**THE PROBLEM:** Report every line in the listing below where the string "марта" shows up.

**SUPPLIED DATA:**
***
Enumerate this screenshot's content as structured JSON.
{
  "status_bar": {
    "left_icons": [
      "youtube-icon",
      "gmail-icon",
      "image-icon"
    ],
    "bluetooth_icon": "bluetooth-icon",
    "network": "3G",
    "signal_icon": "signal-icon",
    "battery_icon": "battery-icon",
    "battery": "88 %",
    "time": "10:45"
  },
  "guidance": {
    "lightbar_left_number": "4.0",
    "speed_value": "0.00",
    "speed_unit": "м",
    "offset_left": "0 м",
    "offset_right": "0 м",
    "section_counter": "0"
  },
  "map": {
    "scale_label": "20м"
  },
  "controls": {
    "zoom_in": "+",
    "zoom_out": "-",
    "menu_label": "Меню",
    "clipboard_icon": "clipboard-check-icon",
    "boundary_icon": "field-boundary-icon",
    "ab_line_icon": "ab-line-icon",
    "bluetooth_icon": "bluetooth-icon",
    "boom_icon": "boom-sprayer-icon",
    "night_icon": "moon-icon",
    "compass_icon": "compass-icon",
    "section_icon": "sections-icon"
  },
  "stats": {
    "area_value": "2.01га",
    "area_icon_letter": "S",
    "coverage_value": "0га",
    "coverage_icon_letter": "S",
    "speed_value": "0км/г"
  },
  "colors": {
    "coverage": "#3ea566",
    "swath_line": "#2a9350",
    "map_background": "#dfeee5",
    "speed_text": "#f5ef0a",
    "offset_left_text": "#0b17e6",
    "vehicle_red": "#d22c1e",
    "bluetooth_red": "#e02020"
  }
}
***
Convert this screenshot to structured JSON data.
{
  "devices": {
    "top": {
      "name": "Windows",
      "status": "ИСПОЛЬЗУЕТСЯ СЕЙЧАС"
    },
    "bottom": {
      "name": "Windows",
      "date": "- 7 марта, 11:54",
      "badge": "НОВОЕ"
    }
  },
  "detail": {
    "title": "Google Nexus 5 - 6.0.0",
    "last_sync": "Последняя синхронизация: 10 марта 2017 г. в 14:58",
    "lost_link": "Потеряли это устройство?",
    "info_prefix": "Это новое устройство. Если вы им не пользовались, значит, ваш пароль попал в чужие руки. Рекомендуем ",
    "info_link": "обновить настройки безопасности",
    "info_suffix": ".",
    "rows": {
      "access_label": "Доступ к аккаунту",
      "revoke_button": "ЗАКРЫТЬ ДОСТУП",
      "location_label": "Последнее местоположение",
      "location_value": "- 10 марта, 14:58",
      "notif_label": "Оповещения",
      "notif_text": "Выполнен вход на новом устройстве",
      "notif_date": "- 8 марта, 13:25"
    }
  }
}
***
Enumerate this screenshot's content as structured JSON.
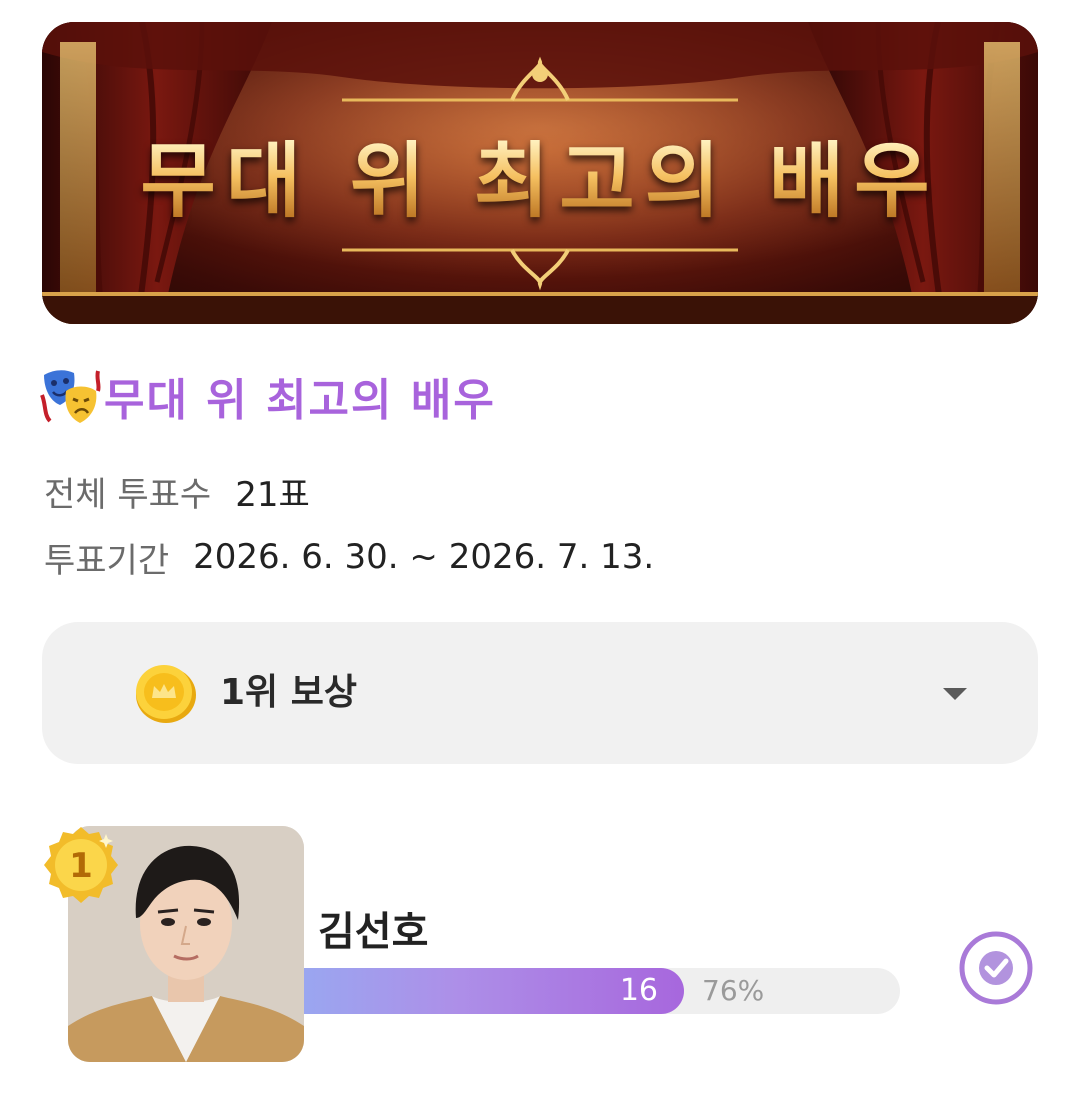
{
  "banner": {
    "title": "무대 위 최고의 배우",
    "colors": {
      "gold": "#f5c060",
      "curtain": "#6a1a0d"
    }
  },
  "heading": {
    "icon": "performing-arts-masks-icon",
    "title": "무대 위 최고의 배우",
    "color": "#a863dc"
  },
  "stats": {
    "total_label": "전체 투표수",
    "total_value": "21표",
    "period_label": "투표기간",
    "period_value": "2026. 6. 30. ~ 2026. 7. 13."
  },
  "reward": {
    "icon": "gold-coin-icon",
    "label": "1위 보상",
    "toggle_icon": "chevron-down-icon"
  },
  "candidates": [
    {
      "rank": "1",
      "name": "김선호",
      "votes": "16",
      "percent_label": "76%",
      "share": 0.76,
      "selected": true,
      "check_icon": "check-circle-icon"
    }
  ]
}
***
**RESPONSE TO THE TASK:**
      "date": "- 7 марта, 11:54",
    "last_sync": "Последняя синхронизация: 10 марта 2017 г. в 14:58",
      "location_value": "- 10 марта, 14:58",
      "notif_date": "- 8 марта, 13:25"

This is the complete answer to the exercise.